Until he reads this post, he may not know the true effect these words have had on me spiritually. But from that moment I began to let go of the idea that God is only interested in using us in the capacities which would seemingly be determined by our ‘natural’ skillsets. Don’t get me wrong: I knew that God uses people to do things which they didn’t think they could do. I never thought that I had anything to ‘offer God.’ But I did think that I had to be at my best – which to me meant the highest level of skill I could obtain – for God to use me in amazing ways. And I so badly wanted to do something seriously good for God.

I didn’t know it – I couldn’t know it – but I had fallen into the trap of a type of perfectionism (religious and psychological) and this type of perfectionism is in fact tantamount to self-abuse of the highest order. It is no wonder that in certain ways my mind and my emotions came apart at the seams!


Now, I have been putting these pieces together for some time, but as I am now less than a month away from conducting my very first Bach passion – St John – I see that the incredibly difficult journey to become a conductor of classical music (which I have posted about here) was all about being moved away from my ‘natural strengths’ as a gospel choral director and being taken to a place outside my comfort zone and ‘natural’ talent space PRECISELY so that I would be less predisposed to defaulting back to my ‘natural’ talents and forgetting God! This piece has changed my life, but this would never have happened if I’d remained in the area of my ‘talents.’ And so when – in the early hours of this morning – I came across this text in my devotional, I realised that it was time to ‘take up my pen’ and write this post – firstly as a devotional activity in and of itself, and secondly as an action of ministry in which I reach out and share with whosoever will.

Paul was enormously gifted, but his calling was about something more than his ‘natural abilities.’ Today, I am publicly putting my desire to be outstandingly gifted on the altar of sacrifice, because what I also hope to do for God has – in the final analysis – NOTHING to do with my natural abilities, and as I consider the years spent searching for the wrong ‘Holy Grail’ I very much hope and pray that whoever you are and whatever you believe, that you could take a moment to think about whether you may also have placed more strain on yourself by focusing on what you can ‘do’ as a person with talents (we all have something) and less on who you can ‘be’ as a person.
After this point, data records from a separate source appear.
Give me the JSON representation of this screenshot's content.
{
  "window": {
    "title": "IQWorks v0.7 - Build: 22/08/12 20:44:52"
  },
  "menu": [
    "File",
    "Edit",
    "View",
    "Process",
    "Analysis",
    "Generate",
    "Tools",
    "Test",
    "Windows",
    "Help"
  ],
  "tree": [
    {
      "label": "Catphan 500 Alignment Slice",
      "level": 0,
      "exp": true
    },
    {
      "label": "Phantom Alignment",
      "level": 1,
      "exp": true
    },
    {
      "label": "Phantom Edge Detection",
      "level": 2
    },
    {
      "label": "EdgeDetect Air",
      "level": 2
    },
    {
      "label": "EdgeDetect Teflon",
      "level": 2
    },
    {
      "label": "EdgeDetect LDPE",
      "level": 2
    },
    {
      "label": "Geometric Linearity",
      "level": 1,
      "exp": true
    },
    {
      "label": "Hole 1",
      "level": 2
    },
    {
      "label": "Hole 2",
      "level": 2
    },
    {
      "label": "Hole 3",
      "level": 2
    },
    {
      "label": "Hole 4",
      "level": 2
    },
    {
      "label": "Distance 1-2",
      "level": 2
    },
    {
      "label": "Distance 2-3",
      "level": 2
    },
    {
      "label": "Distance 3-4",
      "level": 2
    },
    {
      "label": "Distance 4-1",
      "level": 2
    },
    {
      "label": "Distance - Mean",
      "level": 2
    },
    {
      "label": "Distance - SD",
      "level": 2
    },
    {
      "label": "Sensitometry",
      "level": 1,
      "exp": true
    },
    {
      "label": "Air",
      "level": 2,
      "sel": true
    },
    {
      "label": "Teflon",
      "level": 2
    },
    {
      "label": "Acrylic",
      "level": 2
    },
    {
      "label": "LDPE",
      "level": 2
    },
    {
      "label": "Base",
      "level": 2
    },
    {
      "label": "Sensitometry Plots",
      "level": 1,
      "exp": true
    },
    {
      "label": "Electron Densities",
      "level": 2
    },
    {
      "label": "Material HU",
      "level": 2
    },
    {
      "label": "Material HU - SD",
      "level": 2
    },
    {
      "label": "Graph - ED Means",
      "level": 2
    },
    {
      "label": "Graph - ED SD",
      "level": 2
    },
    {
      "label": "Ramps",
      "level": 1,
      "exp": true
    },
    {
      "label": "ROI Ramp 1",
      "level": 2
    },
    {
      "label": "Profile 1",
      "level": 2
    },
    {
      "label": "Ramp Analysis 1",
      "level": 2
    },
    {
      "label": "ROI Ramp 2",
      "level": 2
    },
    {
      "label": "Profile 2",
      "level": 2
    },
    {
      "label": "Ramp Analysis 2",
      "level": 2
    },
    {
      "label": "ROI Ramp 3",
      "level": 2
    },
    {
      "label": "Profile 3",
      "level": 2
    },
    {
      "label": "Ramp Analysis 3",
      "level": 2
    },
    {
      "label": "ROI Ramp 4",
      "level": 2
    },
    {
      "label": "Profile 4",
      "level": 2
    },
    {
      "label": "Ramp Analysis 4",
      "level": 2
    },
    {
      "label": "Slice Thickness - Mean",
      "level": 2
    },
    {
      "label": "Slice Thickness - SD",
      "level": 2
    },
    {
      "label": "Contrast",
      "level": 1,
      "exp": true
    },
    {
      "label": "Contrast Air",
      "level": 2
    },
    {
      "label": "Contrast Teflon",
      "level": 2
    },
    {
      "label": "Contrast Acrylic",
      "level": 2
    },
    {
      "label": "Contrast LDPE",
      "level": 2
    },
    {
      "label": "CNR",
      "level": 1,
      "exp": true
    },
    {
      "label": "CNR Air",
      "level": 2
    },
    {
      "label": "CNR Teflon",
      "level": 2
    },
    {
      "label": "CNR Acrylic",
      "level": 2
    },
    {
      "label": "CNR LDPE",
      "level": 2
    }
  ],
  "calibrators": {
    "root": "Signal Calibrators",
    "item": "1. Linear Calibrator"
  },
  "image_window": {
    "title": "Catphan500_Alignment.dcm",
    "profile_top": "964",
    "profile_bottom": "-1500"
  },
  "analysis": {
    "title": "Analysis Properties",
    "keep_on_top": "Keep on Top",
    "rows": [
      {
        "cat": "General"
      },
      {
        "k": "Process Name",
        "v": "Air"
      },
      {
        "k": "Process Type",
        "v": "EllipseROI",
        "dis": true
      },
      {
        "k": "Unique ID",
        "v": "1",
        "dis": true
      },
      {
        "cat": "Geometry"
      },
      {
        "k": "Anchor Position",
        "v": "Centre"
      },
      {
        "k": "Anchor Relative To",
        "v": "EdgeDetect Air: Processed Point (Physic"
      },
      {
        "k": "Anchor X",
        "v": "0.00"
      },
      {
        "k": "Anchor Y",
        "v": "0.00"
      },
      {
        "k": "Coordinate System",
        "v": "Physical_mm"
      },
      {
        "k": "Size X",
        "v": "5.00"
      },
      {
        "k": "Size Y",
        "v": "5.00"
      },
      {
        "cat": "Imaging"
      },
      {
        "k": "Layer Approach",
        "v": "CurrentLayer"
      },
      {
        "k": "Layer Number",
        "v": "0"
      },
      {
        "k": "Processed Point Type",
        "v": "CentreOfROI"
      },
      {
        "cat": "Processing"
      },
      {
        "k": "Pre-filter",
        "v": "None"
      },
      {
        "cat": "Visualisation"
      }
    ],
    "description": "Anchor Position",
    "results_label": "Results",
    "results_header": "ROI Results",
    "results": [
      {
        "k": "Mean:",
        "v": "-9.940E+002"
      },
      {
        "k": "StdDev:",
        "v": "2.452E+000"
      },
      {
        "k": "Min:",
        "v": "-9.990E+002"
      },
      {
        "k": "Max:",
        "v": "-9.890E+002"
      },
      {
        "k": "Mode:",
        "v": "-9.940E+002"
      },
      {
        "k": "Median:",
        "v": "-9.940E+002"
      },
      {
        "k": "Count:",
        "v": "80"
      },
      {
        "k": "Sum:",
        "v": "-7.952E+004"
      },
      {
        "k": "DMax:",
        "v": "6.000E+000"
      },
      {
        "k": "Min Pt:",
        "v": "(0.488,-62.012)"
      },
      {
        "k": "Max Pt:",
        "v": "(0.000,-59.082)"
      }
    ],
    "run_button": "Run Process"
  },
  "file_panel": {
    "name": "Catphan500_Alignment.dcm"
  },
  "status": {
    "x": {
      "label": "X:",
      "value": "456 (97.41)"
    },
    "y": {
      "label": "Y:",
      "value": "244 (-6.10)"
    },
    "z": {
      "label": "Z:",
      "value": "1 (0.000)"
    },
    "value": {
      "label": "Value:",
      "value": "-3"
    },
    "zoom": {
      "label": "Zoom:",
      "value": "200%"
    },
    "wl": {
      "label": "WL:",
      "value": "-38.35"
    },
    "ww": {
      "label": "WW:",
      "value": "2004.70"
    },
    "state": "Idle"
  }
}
Talent is totally NOT where it’s at – because each one of us is worth far more than our skills and abilities and God did NOT die for our sins just so that we could pay Him back by being amazingly gifted.

Talents are wonderful, but to be a good human being is worth more than what the world calls ‘talent.’